Name
John Casson

Race
B

201

Offense
Murder of white boy

December 19, 1912

Leo Temple

Attempted rape of white child

September 3, 1920

Lorenzo Young

Murder of police officer

August 17, 1921

Hamp Gholston

Murder of white man

August 20, 1926

Charles Barr

Murder of white man

May 20,1927

John Webb

Rape of white teenager

Confirmed Lynchings in Marion County, Florida, 1885-1932


Date
July 3, 1885

Name

Race

Caesar Carooth

Offense
Murder of 2 women, 1 child,
all black

December 12, 1887

George Green

Theft of cattle

July 12, 1893

Robert Larkin

Rape of white teenager

May 15, 1894

Nero Young

Rape of white teenager

December 1, 1894

William Jackson

Rape of black woman

December 15, 1894

William Jones

Rape of white teenager

March 15, 1897

James Gilmore

Murder of two white men

March 15, 1897

James Miley

Murder of two white men

March 15, 1897

Ed Holmes

Murder of two white men

March 16, 1897

Otis Miller

Murder of two white men

June 9,1899

Robert Alexander

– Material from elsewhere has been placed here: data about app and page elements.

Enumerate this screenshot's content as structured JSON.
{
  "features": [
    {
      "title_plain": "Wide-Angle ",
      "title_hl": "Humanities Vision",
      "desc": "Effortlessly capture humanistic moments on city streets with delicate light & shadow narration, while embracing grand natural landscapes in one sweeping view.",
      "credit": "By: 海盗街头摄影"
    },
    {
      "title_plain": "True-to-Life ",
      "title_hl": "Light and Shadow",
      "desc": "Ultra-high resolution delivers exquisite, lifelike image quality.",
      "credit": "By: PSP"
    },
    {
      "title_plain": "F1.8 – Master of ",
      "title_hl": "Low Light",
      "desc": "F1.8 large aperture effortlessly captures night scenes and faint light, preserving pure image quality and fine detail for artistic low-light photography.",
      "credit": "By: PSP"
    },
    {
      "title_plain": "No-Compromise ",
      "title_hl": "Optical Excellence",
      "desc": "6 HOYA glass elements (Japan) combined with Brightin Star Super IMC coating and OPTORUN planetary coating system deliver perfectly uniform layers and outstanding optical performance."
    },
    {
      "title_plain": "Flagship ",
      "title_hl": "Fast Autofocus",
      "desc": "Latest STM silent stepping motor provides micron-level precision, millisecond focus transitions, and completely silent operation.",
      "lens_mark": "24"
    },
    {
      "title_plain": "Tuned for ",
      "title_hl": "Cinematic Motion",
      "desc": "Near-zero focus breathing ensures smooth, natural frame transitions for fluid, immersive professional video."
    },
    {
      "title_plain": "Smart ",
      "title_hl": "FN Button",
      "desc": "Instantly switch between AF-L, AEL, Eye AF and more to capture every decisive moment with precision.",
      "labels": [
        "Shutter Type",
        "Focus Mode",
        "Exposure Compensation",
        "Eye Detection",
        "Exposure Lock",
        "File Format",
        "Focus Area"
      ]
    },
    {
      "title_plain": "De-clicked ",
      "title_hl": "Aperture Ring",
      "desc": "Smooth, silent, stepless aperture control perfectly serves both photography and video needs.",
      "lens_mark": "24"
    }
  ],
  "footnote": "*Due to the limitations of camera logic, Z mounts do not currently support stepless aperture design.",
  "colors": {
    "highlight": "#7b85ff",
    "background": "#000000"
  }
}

Murder (attempted?) of city


marshal

January 16, 1901

Norman McKinney

Trainwrecking/death of
engineer

November 14, 1912

Preece Niles

Murder of white man and


woman

November 19, 1912

John Archie

Complicity in murder of
white man and woman

February 17, 1915

John Richards

Insulting white woman

December 29, 1915

Joseph Nimrod

Attempted rape of white child

January 28, 1916

Richard Anderson

Rape of white woman

February 12, 1921

Elijah Jones

Rape of elderly woman!


attempted rape of girl

January 11, 1926

Chandler Colding

Rape of white woman

202

Appendix B

Legal Executions in Marion County, Florida, 1885-1932


Date

Name

Race

Offense

January 11, 1894

Edward Dansy

Murder of deputy

January 13, 1897

William Lattimore

Murder of white man

August 10, 1909

Albert Smith

Murder of black man

February 16, 1912

Dave Tumer

Murder of black woman

June 18, 1931

John Graham

Rape of white girl

February 26, 1932

Lee Jacobs

Rape of white woman